## Task goal
From the records below, copy the lines that include "this".

Items listed in a dataset
☆ ☆ ☆ ☆
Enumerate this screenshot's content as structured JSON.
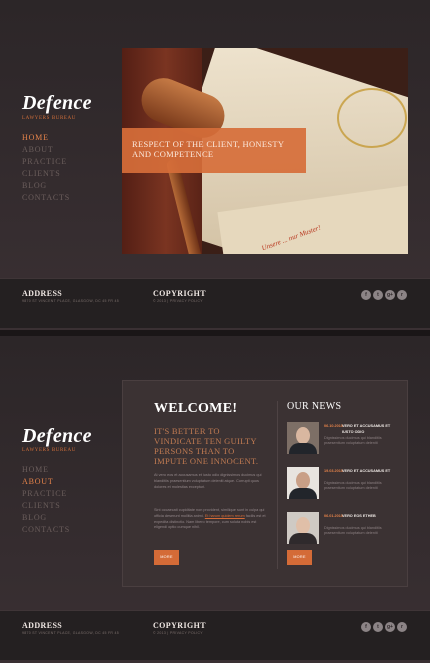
{
  "brand": {
    "name": "Defence",
    "tagline": "LAWYERS BUREAU"
  },
  "nav_items": [
    "HOME",
    "ABOUT",
    "PRACTICE",
    "CLIENTS",
    "BLOG",
    "CONTACTS"
  ],
  "screen1": {
    "active_nav": "HOME",
    "hero_caption": "RESPECT OF THE CLIENT, HONESTY AND COMPETENCE",
    "hero_stamp": "Unsere ... nur Muster!"
  },
  "screen2": {
    "active_nav": "ABOUT",
    "welcome_title": "WELCOME!",
    "quote": "IT'S BETTER TO VINDICATE TEN GUILTY PERSONS THAN TO IMPUTE ONE INNOCENT.",
    "para1": "At vero eos et accusamus et iusto odio dignissimos ducimus qui blanditiis praesentium voluptatum deleniti atque. Corrupti quos dolores et molestias excepturi.",
    "para2_before_link": "Sint occaecati cupiditate non provident, similique sunt in culpa qui officia deserunt mollitia animi. ",
    "para2_link": "Et harum quidem rerum",
    "para2_after_link": " facilis est et expedita distinctio. Nam libero tempore, cum soluta nobis est eligendi optio cumque nihil.",
    "more_button": "MORE",
    "news_title": "OUR NEWS",
    "news": [
      {
        "date": "06.10.2015",
        "headline": "VERO ET ACCUSAMUS ET IUSTO ODIO",
        "body": "Dignissimos ducimus qui blanditiis praesentium voluptatum deleniti"
      },
      {
        "date": "19.03.2015",
        "headline": "VERO ET ACCUSAMUS ET",
        "body": "Dignissimos ducimus qui blanditiis praesentium voluptatum deleniti"
      },
      {
        "date": "06.01.2015",
        "headline": "VERO EOS ETHEB",
        "body": "Dignissimos ducimus qui blanditiis praesentium voluptatum deleniti"
      }
    ],
    "news_more_button": "MORE"
  },
  "footer": {
    "address_title": "ADDRESS",
    "address_text": "9870 ST VINCENT PLACE, GLASGOW, DC 45 FR 45",
    "copyright_title": "COPYRIGHT",
    "copyright_text": "© 2013 | PRIVACY POLICY",
    "social_icons": [
      "facebook-icon",
      "twitter-icon",
      "google-plus-icon",
      "rss-icon"
    ],
    "social_glyphs": [
      "f",
      "t",
      "g+",
      "r"
    ]
  },
  "colors": {
    "accent": "#d46b37",
    "background": "#2c2628",
    "footer": "#242021"
  }
}
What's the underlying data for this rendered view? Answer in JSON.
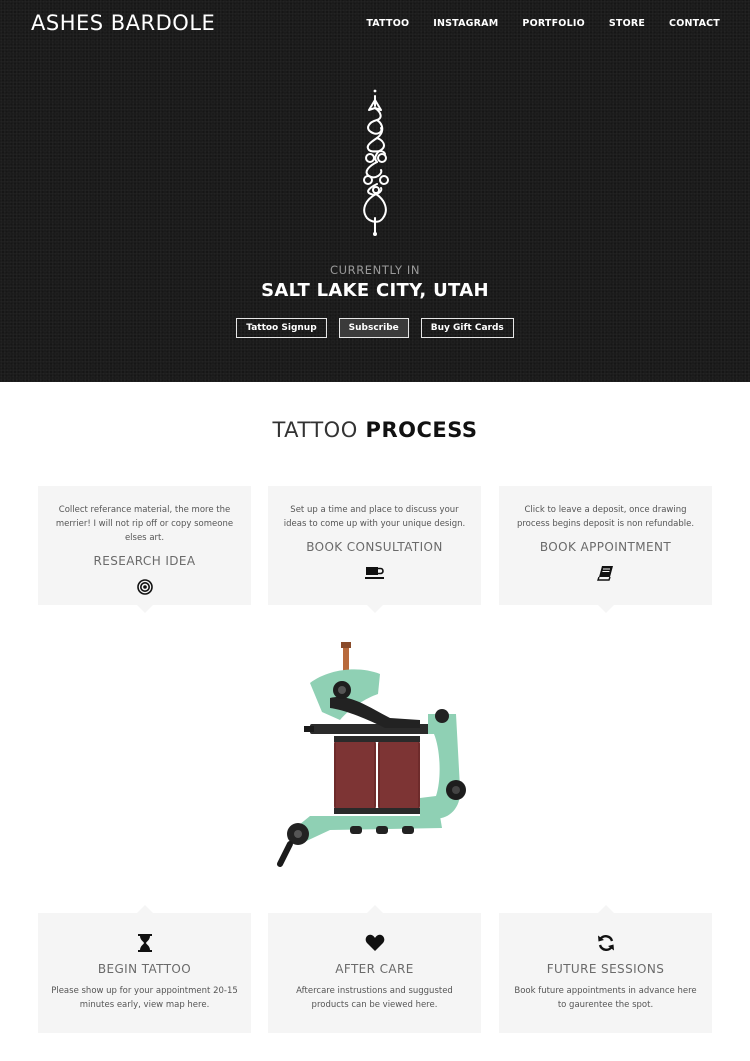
{
  "header": {
    "brand": "ASHES BARDOLE",
    "nav": [
      "TATTOO",
      "INSTAGRAM",
      "PORTFOLIO",
      "STORE",
      "CONTACT"
    ]
  },
  "hero": {
    "logo_icon": "unalome-symbol",
    "currently_label": "CURRENTLY IN",
    "location": "SALT LAKE CITY, UTAH",
    "buttons": [
      "Tattoo Signup",
      "Subscribe",
      "Buy Gift Cards"
    ]
  },
  "process": {
    "title_light": "TATTOO",
    "title_bold": "PROCESS",
    "steps_top": [
      {
        "desc": "Collect referance material, the more the merrier! I will not rip off or copy someone elses art.",
        "title": "RESEARCH IDEA",
        "icon": "target-icon"
      },
      {
        "desc": "Set up a time and place to discuss your ideas to come up with your unique design.",
        "title": "BOOK CONSULTATION",
        "icon": "coffee-icon"
      },
      {
        "desc": "Click to leave a deposit, once drawing process begins deposit is non refundable.",
        "title": "BOOK APPOINTMENT",
        "icon": "book-icon"
      }
    ],
    "machine_image": "tattoo-machine",
    "steps_bottom": [
      {
        "desc": "Please show up for your appointment 20-15 minutes early, view map here.",
        "title": "BEGIN TATTOO",
        "icon": "hourglass-icon"
      },
      {
        "desc": "Aftercare instrustions and suggusted products can be viewed here.",
        "title": "AFTER CARE",
        "icon": "heart-icon"
      },
      {
        "desc": "Book future appointments in advance here to gaurentee the spot.",
        "title": "FUTURE SESSIONS",
        "icon": "refresh-icon"
      }
    ]
  },
  "colors": {
    "hero_bg": "#1b1b1b",
    "card_bg": "#f5f5f5",
    "machine_frame": "#8fd0b4",
    "machine_coils": "#6e2b2b"
  }
}
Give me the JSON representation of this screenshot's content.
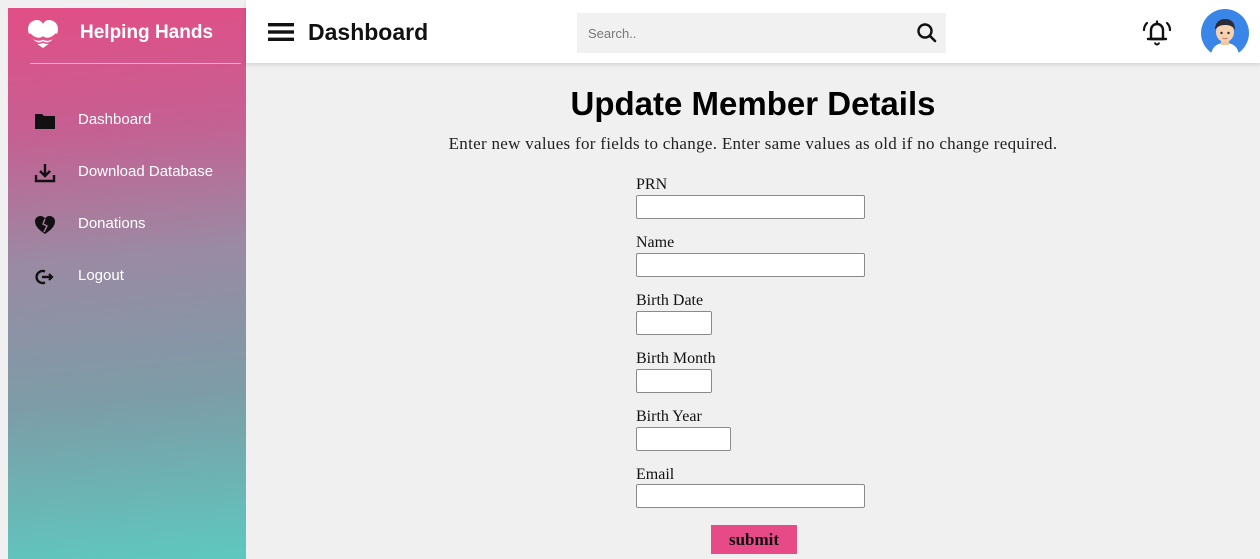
{
  "brand": {
    "name": "Helping Hands",
    "logo_icon": "heart-hands-icon"
  },
  "sidebar": {
    "items": [
      {
        "label": "Dashboard",
        "icon": "folder-icon"
      },
      {
        "label": "Download Database",
        "icon": "download-icon"
      },
      {
        "label": "Donations",
        "icon": "broken-heart-icon"
      },
      {
        "label": "Logout",
        "icon": "logout-icon"
      }
    ]
  },
  "topbar": {
    "title": "Dashboard",
    "search_placeholder": "Search..",
    "icons": [
      "menu-icon",
      "search-icon",
      "bell-icon",
      "avatar"
    ]
  },
  "form": {
    "title": "Update Member Details",
    "subtitle": "Enter new values for fields to change. Enter same values as old if no change required.",
    "fields": [
      {
        "label": "PRN",
        "value": ""
      },
      {
        "label": "Name",
        "value": ""
      },
      {
        "label": "Birth Date",
        "value": ""
      },
      {
        "label": "Birth Month",
        "value": ""
      },
      {
        "label": "Birth Year",
        "value": ""
      },
      {
        "label": "Email",
        "value": ""
      }
    ],
    "submit_label": "submit"
  },
  "colors": {
    "sidebar_top": "#e24e86",
    "sidebar_bottom": "#5ec8bf",
    "submit_button": "#e84a87",
    "avatar_bg": "#3a86e8"
  }
}
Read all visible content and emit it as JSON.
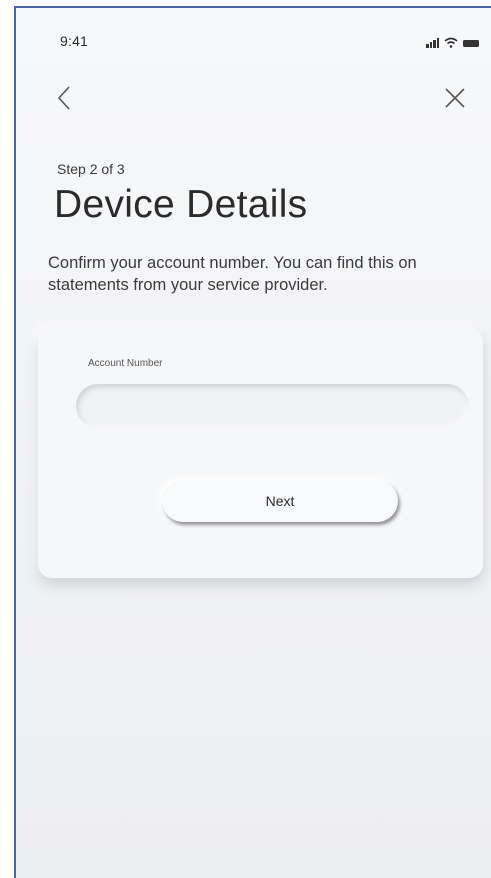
{
  "status_bar": {
    "time": "9:41",
    "icons": [
      "signal-icon",
      "wifi-icon",
      "battery-icon"
    ]
  },
  "navigation": {
    "back_icon": "chevron-left-icon",
    "close_icon": "close-icon"
  },
  "header": {
    "step": "Step 2 of 3",
    "title": "Device Details"
  },
  "instructions": "Confirm your account number. You can find this on statements from your service provider.",
  "form": {
    "account_label": "Account Number",
    "account_value": "",
    "account_placeholder": "",
    "next_label": "Next"
  },
  "colors": {
    "background": "#f3f4f7",
    "frame_border": "#4b63a6",
    "text": "#2b2b2b"
  }
}
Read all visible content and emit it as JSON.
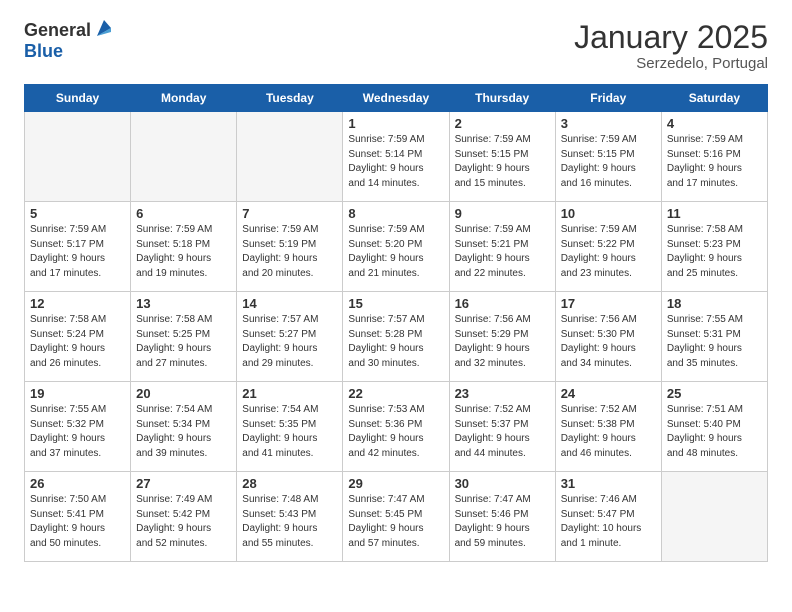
{
  "logo": {
    "general": "General",
    "blue": "Blue"
  },
  "title": "January 2025",
  "subtitle": "Serzedelo, Portugal",
  "days_of_week": [
    "Sunday",
    "Monday",
    "Tuesday",
    "Wednesday",
    "Thursday",
    "Friday",
    "Saturday"
  ],
  "weeks": [
    [
      {
        "day": "",
        "info": "",
        "empty": true
      },
      {
        "day": "",
        "info": "",
        "empty": true
      },
      {
        "day": "",
        "info": "",
        "empty": true
      },
      {
        "day": "1",
        "info": "Sunrise: 7:59 AM\nSunset: 5:14 PM\nDaylight: 9 hours\nand 14 minutes.",
        "empty": false
      },
      {
        "day": "2",
        "info": "Sunrise: 7:59 AM\nSunset: 5:15 PM\nDaylight: 9 hours\nand 15 minutes.",
        "empty": false
      },
      {
        "day": "3",
        "info": "Sunrise: 7:59 AM\nSunset: 5:15 PM\nDaylight: 9 hours\nand 16 minutes.",
        "empty": false
      },
      {
        "day": "4",
        "info": "Sunrise: 7:59 AM\nSunset: 5:16 PM\nDaylight: 9 hours\nand 17 minutes.",
        "empty": false
      }
    ],
    [
      {
        "day": "5",
        "info": "Sunrise: 7:59 AM\nSunset: 5:17 PM\nDaylight: 9 hours\nand 17 minutes.",
        "empty": false
      },
      {
        "day": "6",
        "info": "Sunrise: 7:59 AM\nSunset: 5:18 PM\nDaylight: 9 hours\nand 19 minutes.",
        "empty": false
      },
      {
        "day": "7",
        "info": "Sunrise: 7:59 AM\nSunset: 5:19 PM\nDaylight: 9 hours\nand 20 minutes.",
        "empty": false
      },
      {
        "day": "8",
        "info": "Sunrise: 7:59 AM\nSunset: 5:20 PM\nDaylight: 9 hours\nand 21 minutes.",
        "empty": false
      },
      {
        "day": "9",
        "info": "Sunrise: 7:59 AM\nSunset: 5:21 PM\nDaylight: 9 hours\nand 22 minutes.",
        "empty": false
      },
      {
        "day": "10",
        "info": "Sunrise: 7:59 AM\nSunset: 5:22 PM\nDaylight: 9 hours\nand 23 minutes.",
        "empty": false
      },
      {
        "day": "11",
        "info": "Sunrise: 7:58 AM\nSunset: 5:23 PM\nDaylight: 9 hours\nand 25 minutes.",
        "empty": false
      }
    ],
    [
      {
        "day": "12",
        "info": "Sunrise: 7:58 AM\nSunset: 5:24 PM\nDaylight: 9 hours\nand 26 minutes.",
        "empty": false
      },
      {
        "day": "13",
        "info": "Sunrise: 7:58 AM\nSunset: 5:25 PM\nDaylight: 9 hours\nand 27 minutes.",
        "empty": false
      },
      {
        "day": "14",
        "info": "Sunrise: 7:57 AM\nSunset: 5:27 PM\nDaylight: 9 hours\nand 29 minutes.",
        "empty": false
      },
      {
        "day": "15",
        "info": "Sunrise: 7:57 AM\nSunset: 5:28 PM\nDaylight: 9 hours\nand 30 minutes.",
        "empty": false
      },
      {
        "day": "16",
        "info": "Sunrise: 7:56 AM\nSunset: 5:29 PM\nDaylight: 9 hours\nand 32 minutes.",
        "empty": false
      },
      {
        "day": "17",
        "info": "Sunrise: 7:56 AM\nSunset: 5:30 PM\nDaylight: 9 hours\nand 34 minutes.",
        "empty": false
      },
      {
        "day": "18",
        "info": "Sunrise: 7:55 AM\nSunset: 5:31 PM\nDaylight: 9 hours\nand 35 minutes.",
        "empty": false
      }
    ],
    [
      {
        "day": "19",
        "info": "Sunrise: 7:55 AM\nSunset: 5:32 PM\nDaylight: 9 hours\nand 37 minutes.",
        "empty": false
      },
      {
        "day": "20",
        "info": "Sunrise: 7:54 AM\nSunset: 5:34 PM\nDaylight: 9 hours\nand 39 minutes.",
        "empty": false
      },
      {
        "day": "21",
        "info": "Sunrise: 7:54 AM\nSunset: 5:35 PM\nDaylight: 9 hours\nand 41 minutes.",
        "empty": false
      },
      {
        "day": "22",
        "info": "Sunrise: 7:53 AM\nSunset: 5:36 PM\nDaylight: 9 hours\nand 42 minutes.",
        "empty": false
      },
      {
        "day": "23",
        "info": "Sunrise: 7:52 AM\nSunset: 5:37 PM\nDaylight: 9 hours\nand 44 minutes.",
        "empty": false
      },
      {
        "day": "24",
        "info": "Sunrise: 7:52 AM\nSunset: 5:38 PM\nDaylight: 9 hours\nand 46 minutes.",
        "empty": false
      },
      {
        "day": "25",
        "info": "Sunrise: 7:51 AM\nSunset: 5:40 PM\nDaylight: 9 hours\nand 48 minutes.",
        "empty": false
      }
    ],
    [
      {
        "day": "26",
        "info": "Sunrise: 7:50 AM\nSunset: 5:41 PM\nDaylight: 9 hours\nand 50 minutes.",
        "empty": false
      },
      {
        "day": "27",
        "info": "Sunrise: 7:49 AM\nSunset: 5:42 PM\nDaylight: 9 hours\nand 52 minutes.",
        "empty": false
      },
      {
        "day": "28",
        "info": "Sunrise: 7:48 AM\nSunset: 5:43 PM\nDaylight: 9 hours\nand 55 minutes.",
        "empty": false
      },
      {
        "day": "29",
        "info": "Sunrise: 7:47 AM\nSunset: 5:45 PM\nDaylight: 9 hours\nand 57 minutes.",
        "empty": false
      },
      {
        "day": "30",
        "info": "Sunrise: 7:47 AM\nSunset: 5:46 PM\nDaylight: 9 hours\nand 59 minutes.",
        "empty": false
      },
      {
        "day": "31",
        "info": "Sunrise: 7:46 AM\nSunset: 5:47 PM\nDaylight: 10 hours\nand 1 minute.",
        "empty": false
      },
      {
        "day": "",
        "info": "",
        "empty": true
      }
    ]
  ]
}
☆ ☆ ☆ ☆
## Answer box
Enumerate this screenshot's content as structured JSON.
What's the underlying data for this rendered view? Answer in JSON.
Give me the JSON representation of this screenshot's content.
  "instructions": "Confirm your account number. You can find this on statements from your service provider.",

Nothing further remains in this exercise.